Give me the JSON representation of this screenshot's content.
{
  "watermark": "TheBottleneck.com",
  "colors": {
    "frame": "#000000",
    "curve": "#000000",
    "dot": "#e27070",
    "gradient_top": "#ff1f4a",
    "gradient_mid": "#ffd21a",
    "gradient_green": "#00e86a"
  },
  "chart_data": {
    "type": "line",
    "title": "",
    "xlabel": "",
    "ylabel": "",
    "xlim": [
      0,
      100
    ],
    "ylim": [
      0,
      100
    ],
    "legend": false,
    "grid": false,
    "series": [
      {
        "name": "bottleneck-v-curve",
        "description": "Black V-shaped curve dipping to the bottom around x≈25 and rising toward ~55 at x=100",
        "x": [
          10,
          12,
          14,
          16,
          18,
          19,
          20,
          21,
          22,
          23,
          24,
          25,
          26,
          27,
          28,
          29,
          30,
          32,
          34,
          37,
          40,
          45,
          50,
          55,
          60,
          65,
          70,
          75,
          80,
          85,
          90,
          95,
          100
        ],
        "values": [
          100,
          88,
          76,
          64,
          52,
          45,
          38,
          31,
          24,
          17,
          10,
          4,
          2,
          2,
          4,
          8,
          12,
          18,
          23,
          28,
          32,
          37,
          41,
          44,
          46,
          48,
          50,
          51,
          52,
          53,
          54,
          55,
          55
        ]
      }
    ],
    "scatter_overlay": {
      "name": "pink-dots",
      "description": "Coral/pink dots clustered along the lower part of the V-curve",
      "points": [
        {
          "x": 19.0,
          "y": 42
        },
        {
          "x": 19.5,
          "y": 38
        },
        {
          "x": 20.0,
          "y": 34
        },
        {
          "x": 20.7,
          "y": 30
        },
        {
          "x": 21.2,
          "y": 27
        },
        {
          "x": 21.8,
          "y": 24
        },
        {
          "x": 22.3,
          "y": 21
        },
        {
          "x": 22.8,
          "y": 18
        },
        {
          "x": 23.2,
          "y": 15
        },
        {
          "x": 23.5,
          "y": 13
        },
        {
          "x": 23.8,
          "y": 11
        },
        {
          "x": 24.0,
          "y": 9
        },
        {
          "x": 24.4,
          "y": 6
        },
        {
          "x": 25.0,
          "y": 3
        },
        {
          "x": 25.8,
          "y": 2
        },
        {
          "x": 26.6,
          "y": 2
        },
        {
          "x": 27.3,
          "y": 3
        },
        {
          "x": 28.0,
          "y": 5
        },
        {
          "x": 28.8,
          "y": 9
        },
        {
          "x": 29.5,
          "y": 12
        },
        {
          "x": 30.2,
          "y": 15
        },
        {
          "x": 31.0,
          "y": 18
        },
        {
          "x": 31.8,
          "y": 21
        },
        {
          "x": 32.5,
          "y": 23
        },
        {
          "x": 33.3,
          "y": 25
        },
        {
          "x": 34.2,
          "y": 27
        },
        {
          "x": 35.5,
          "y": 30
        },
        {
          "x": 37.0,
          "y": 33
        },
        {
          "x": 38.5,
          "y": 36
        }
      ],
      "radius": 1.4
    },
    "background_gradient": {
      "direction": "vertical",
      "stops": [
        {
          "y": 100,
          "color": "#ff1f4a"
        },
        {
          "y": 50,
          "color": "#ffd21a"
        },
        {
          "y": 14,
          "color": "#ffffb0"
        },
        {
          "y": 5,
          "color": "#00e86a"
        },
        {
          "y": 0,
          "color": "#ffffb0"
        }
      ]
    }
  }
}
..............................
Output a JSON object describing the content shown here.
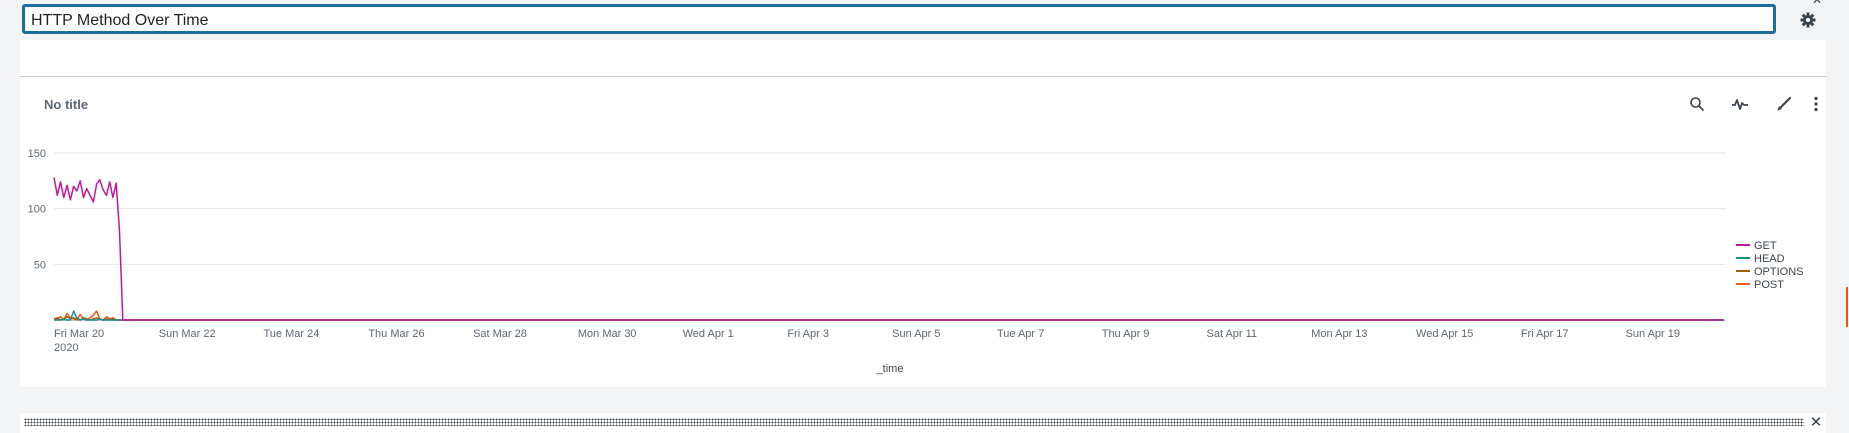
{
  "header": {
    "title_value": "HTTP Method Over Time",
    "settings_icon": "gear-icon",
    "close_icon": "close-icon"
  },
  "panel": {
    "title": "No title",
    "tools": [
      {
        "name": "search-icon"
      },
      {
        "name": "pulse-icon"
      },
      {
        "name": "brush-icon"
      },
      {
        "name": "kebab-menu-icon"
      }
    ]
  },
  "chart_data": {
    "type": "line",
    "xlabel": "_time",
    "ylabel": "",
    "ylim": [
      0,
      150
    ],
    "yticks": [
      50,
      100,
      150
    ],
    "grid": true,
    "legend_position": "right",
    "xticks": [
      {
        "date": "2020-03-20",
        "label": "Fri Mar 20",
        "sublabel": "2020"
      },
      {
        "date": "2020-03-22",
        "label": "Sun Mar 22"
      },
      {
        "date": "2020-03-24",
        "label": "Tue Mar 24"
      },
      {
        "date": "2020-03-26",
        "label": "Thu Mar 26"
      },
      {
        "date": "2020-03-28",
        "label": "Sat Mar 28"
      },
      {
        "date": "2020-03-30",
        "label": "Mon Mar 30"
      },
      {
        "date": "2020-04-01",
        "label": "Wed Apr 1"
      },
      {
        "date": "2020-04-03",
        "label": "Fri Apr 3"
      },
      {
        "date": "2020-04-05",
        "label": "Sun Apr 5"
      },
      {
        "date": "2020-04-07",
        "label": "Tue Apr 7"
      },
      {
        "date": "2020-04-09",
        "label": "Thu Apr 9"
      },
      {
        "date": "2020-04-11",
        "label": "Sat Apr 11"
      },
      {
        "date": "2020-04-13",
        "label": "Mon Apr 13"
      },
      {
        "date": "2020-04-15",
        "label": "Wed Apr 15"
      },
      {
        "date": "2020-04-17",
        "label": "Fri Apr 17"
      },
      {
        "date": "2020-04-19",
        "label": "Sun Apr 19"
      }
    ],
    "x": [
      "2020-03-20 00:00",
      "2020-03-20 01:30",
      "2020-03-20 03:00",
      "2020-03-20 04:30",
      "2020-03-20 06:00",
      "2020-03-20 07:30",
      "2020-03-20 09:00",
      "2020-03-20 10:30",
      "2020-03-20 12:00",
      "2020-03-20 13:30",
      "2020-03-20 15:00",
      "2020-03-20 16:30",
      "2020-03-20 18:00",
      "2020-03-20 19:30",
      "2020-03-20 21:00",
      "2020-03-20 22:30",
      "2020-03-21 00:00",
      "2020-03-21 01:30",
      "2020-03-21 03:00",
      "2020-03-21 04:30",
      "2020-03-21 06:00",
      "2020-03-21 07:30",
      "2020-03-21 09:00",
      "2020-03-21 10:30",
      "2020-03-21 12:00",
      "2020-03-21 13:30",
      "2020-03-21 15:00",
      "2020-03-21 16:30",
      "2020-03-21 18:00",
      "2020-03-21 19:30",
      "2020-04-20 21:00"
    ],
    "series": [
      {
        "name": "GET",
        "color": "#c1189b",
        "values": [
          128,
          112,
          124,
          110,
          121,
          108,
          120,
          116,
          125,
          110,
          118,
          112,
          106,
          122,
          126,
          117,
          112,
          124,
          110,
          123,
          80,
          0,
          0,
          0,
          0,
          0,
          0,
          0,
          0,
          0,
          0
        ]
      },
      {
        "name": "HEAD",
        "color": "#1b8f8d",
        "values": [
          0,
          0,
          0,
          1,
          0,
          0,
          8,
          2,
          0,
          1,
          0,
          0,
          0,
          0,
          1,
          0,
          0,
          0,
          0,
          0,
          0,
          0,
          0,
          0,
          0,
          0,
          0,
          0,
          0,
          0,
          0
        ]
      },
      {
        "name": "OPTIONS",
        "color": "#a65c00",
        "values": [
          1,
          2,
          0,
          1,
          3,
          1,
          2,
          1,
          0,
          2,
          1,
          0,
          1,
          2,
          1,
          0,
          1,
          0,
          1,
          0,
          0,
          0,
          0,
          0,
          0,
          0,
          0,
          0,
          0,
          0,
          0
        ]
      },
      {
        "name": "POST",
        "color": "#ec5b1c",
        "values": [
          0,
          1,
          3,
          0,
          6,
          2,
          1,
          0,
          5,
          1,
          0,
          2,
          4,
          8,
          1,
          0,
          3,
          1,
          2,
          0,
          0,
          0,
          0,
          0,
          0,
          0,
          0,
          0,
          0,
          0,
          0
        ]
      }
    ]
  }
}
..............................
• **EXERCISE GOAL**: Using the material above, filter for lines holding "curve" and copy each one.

• **RESULT OF THIS EXERCISE**:
    "curve": "#000000",
        "name": "bottleneck-v-curve",
        "description": "Black V-shaped curve dipping to the bottom around x≈25 and rising toward ~55 at x=100",
      "description": "Coral/pink dots clustered along the lower part of the V-curve",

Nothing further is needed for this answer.